"He's a doctor, and even he didnít follow the guidelines for the quarantine, let's be honest," Mr. Cuomo said. In fact, Doctors Without Borders said, Dr. Spencer had followed its guidelines. And he was not under quarantine.
Back in the days when there were brick and mortar record stores (and in the old days, even a decent town like Gainesville had a few), you could idly browse through the stock and randomly try composers you'd not heard. It wasn't expensive. And in NYC, the staff at J&R were sophisticated enough to make recommendations based on your level of sophistication after a few pointed questions; if you'd expressed interest in the Taco Bell Cannon they weren't going to suggest Stravinsky. It was through idle searches through the racks at J&R that I discovered Andrzej Panufnik, James MacMillan, and countless other composers that Amazon's algorithms would never have brought to my attention.
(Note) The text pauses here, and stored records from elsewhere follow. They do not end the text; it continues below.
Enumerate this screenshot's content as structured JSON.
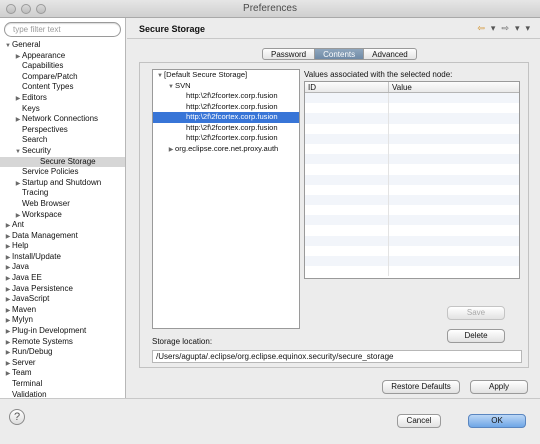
{
  "window": {
    "title": "Preferences"
  },
  "sidebar": {
    "filter_placeholder": "type filter text",
    "items": [
      {
        "label": "General",
        "indent": 0,
        "arrow": "▼"
      },
      {
        "label": "Appearance",
        "indent": 1,
        "arrow": "▶"
      },
      {
        "label": "Capabilities",
        "indent": 1,
        "arrow": ""
      },
      {
        "label": "Compare/Patch",
        "indent": 1,
        "arrow": ""
      },
      {
        "label": "Content Types",
        "indent": 1,
        "arrow": ""
      },
      {
        "label": "Editors",
        "indent": 1,
        "arrow": "▶"
      },
      {
        "label": "Keys",
        "indent": 1,
        "arrow": ""
      },
      {
        "label": "Network Connections",
        "indent": 1,
        "arrow": "▶"
      },
      {
        "label": "Perspectives",
        "indent": 1,
        "arrow": ""
      },
      {
        "label": "Search",
        "indent": 1,
        "arrow": ""
      },
      {
        "label": "Security",
        "indent": 1,
        "arrow": "▼"
      },
      {
        "label": "Secure Storage",
        "indent": 2,
        "arrow": "",
        "selected": true
      },
      {
        "label": "Service Policies",
        "indent": 1,
        "arrow": ""
      },
      {
        "label": "Startup and Shutdown",
        "indent": 1,
        "arrow": "▶"
      },
      {
        "label": "Tracing",
        "indent": 1,
        "arrow": ""
      },
      {
        "label": "Web Browser",
        "indent": 1,
        "arrow": ""
      },
      {
        "label": "Workspace",
        "indent": 1,
        "arrow": "▶"
      },
      {
        "label": "Ant",
        "indent": 0,
        "arrow": "▶"
      },
      {
        "label": "Data Management",
        "indent": 0,
        "arrow": "▶"
      },
      {
        "label": "Help",
        "indent": 0,
        "arrow": "▶"
      },
      {
        "label": "Install/Update",
        "indent": 0,
        "arrow": "▶"
      },
      {
        "label": "Java",
        "indent": 0,
        "arrow": "▶"
      },
      {
        "label": "Java EE",
        "indent": 0,
        "arrow": "▶"
      },
      {
        "label": "Java Persistence",
        "indent": 0,
        "arrow": "▶"
      },
      {
        "label": "JavaScript",
        "indent": 0,
        "arrow": "▶"
      },
      {
        "label": "Maven",
        "indent": 0,
        "arrow": "▶"
      },
      {
        "label": "Mylyn",
        "indent": 0,
        "arrow": "▶"
      },
      {
        "label": "Plug-in Development",
        "indent": 0,
        "arrow": "▶"
      },
      {
        "label": "Remote Systems",
        "indent": 0,
        "arrow": "▶"
      },
      {
        "label": "Run/Debug",
        "indent": 0,
        "arrow": "▶"
      },
      {
        "label": "Server",
        "indent": 0,
        "arrow": "▶"
      },
      {
        "label": "Team",
        "indent": 0,
        "arrow": "▶"
      },
      {
        "label": "Terminal",
        "indent": 0,
        "arrow": ""
      },
      {
        "label": "Validation",
        "indent": 0,
        "arrow": ""
      }
    ]
  },
  "main": {
    "title": "Secure Storage",
    "nav": {
      "back": "⇦",
      "back_menu": "▾",
      "forward": "⇨",
      "forward_menu": "▾",
      "menu": "▾"
    },
    "tabs": [
      {
        "label": "Password",
        "active": false
      },
      {
        "label": "Contents",
        "active": true
      },
      {
        "label": "Advanced",
        "active": false
      }
    ],
    "node_tree": [
      {
        "label": "[Default Secure Storage]",
        "indent": 0,
        "arrow": "▼"
      },
      {
        "label": "SVN",
        "indent": 1,
        "arrow": "▼"
      },
      {
        "label": "http:\\2f\\2fcortex.corp.fusion",
        "indent": 2,
        "arrow": ""
      },
      {
        "label": "http:\\2f\\2fcortex.corp.fusion",
        "indent": 2,
        "arrow": ""
      },
      {
        "label": "http:\\2f\\2fcortex.corp.fusion",
        "indent": 2,
        "arrow": "",
        "selected": true
      },
      {
        "label": "http:\\2f\\2fcortex.corp.fusion",
        "indent": 2,
        "arrow": ""
      },
      {
        "label": "http:\\2f\\2fcortex.corp.fusion",
        "indent": 2,
        "arrow": ""
      },
      {
        "label": "org.eclipse.core.net.proxy.auth",
        "indent": 1,
        "arrow": "▶"
      }
    ],
    "values_label": "Values associated with the selected node:",
    "columns": [
      "ID",
      "Value"
    ],
    "save_label": "Save",
    "delete_label": "Delete",
    "location_label": "Storage location:",
    "location_value": "/Users/agupta/.eclipse/org.eclipse.equinox.security/secure_storage",
    "restore_defaults_label": "Restore Defaults",
    "apply_label": "Apply"
  },
  "footer": {
    "help_label": "?",
    "cancel_label": "Cancel",
    "ok_label": "OK"
  }
}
Unfortunately people like me are not enough to sustain a business these days. And I'd love to know what happened to all that inventory J&R had, and barred us from last November.
"Why should I waste my beautiful mind on something like that?"
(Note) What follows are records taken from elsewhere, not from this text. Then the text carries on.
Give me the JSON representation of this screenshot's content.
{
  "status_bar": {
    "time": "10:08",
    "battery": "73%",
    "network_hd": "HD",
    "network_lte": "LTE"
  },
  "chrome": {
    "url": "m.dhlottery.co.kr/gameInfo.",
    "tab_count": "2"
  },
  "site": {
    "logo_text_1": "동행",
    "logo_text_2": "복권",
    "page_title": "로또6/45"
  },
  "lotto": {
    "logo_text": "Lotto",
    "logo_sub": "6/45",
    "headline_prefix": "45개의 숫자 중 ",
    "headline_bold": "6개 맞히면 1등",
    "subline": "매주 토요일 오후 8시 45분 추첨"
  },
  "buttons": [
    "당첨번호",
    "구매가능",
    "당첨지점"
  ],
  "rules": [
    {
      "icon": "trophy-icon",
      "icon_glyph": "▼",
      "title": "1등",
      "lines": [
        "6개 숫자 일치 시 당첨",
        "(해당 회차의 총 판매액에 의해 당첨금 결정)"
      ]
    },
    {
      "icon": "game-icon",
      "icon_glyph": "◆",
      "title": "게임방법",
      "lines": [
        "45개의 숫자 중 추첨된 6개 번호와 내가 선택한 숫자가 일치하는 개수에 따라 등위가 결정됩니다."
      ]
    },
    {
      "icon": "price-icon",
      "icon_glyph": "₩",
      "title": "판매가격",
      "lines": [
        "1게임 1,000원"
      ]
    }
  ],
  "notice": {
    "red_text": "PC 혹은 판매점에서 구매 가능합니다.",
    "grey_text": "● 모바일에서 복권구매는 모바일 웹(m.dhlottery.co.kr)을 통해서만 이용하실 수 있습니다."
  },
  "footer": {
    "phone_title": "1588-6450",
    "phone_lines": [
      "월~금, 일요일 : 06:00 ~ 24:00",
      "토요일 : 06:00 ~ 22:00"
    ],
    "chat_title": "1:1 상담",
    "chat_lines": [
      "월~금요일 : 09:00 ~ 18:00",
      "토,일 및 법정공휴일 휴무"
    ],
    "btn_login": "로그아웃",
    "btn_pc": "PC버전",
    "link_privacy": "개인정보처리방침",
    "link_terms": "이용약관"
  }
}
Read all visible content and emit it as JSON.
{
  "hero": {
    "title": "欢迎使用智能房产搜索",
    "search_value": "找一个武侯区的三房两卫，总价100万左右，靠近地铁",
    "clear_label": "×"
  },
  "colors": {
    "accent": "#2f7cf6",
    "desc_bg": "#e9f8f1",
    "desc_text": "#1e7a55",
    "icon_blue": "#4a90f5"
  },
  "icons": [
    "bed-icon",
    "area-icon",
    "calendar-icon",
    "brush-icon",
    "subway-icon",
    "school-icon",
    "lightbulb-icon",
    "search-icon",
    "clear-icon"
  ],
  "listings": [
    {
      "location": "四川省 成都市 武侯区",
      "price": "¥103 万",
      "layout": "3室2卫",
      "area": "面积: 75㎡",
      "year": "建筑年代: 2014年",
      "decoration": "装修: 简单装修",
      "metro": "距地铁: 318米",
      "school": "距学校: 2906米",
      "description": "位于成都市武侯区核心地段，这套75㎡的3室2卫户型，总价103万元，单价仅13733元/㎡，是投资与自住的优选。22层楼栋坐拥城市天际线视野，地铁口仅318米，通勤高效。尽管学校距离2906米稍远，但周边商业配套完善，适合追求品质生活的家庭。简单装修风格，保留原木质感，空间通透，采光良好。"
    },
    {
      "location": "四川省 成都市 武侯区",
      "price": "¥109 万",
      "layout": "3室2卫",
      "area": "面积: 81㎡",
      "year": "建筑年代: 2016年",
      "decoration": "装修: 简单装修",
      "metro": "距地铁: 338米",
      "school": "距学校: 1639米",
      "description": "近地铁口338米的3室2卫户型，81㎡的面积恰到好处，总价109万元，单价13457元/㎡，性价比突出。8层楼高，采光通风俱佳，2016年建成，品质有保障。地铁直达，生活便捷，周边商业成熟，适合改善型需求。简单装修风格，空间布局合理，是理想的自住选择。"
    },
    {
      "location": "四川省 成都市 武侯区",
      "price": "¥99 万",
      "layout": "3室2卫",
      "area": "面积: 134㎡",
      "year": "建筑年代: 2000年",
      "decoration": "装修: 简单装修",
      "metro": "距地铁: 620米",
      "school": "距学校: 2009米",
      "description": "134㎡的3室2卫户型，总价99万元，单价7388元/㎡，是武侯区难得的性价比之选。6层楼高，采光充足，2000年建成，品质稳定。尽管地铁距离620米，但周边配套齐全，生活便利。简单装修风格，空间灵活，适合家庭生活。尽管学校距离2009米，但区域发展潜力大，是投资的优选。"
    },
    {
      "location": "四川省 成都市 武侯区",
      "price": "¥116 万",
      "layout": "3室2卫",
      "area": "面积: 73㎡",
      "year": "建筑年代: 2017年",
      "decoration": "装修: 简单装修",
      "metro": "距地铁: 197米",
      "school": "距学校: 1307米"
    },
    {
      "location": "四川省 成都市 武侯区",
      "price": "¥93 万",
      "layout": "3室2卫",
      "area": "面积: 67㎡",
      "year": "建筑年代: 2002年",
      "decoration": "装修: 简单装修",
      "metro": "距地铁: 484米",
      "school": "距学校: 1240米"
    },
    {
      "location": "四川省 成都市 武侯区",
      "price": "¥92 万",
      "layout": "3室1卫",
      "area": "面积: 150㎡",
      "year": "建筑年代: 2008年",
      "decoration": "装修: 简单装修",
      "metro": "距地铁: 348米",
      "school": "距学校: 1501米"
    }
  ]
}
That was Barbara Bush's question regarding being confronted with pictures of the body bags associated with Gulf War I. That unpleasant details are irrelevant in the larger scheme. NJ Governor Chris Christie seems to have less tolerance for points which are even finer:
Mr. Christie, who heads the Republican Governors Association, also said he was "tired of hearing about the minimum wage," saying, "I don't think there is a mother or father sitting around a kitchen table tonight in America who are saying, 'You know, honey, if my son or daughter could just make a higher minimum wage, all our dreams would be realized.'"
Perhaps not. But we know that there are many people who are trying to feed a family on minimum wage, putting in a full work week and limiting their discretionary expenses so that the necessities can (sometmes) be covered. I don't know if Christie is really totally insensitive to how so many live, or was just doing a feel-good speech, but this comes across as really rank. As in, how about if you just leave the Capitol building in Trenton and take a walk down Centre Street? You can tell everyone you're out for exercise and wanted to see Riverview Cemetery. Get a sense of what a lot of America goes through before you spout off like a boarish jerk again?
Not sure what branch of McClatchy this headline came from:
Bluegrass Poll: McConnell takes one-point lead over Grimes in Kentucky's toss-up U.S. Senate race
A one point difference is not a lead. It's not, unless you interview upwards of 5,000 people, and demographic weighting doesn't need to be done. (Weighting data changes the statistical calculations.) And it's not like the article text is much better:
Kentucky's U.S. Senate race remains a dead heat two weeks before Election Day, with U.S. Senate Minority Leader Mitch McConnell regaining the slimmest of leads over Democrat Alison Lundergan Grimes in a new Bluegrass Poll.
"Regaining the slimmest of leads"? No. There is no lead. It's a coin toss.
Not a scientist, and not much for listening to them either.
So apparently Marco Rubio, from that august body of careful thinkers, wants to pursue travel bans to combat Ebola. I'm not going to say it's as overwrought a response as demanding photo IDs to vote, because voter fraud is so negligible, and obviously there are people suffering from Ebola. But it is a misguided approach. Once we send our own over there to fight the scourge, Rubio doesn't want them back. Medicine and personnel need to get in freely, and whoever takes it in needs to be able to come out. Otherwise no one is going to take the mission.
Perhaps we can put Rubio in a 21-day quarantine to rethink this?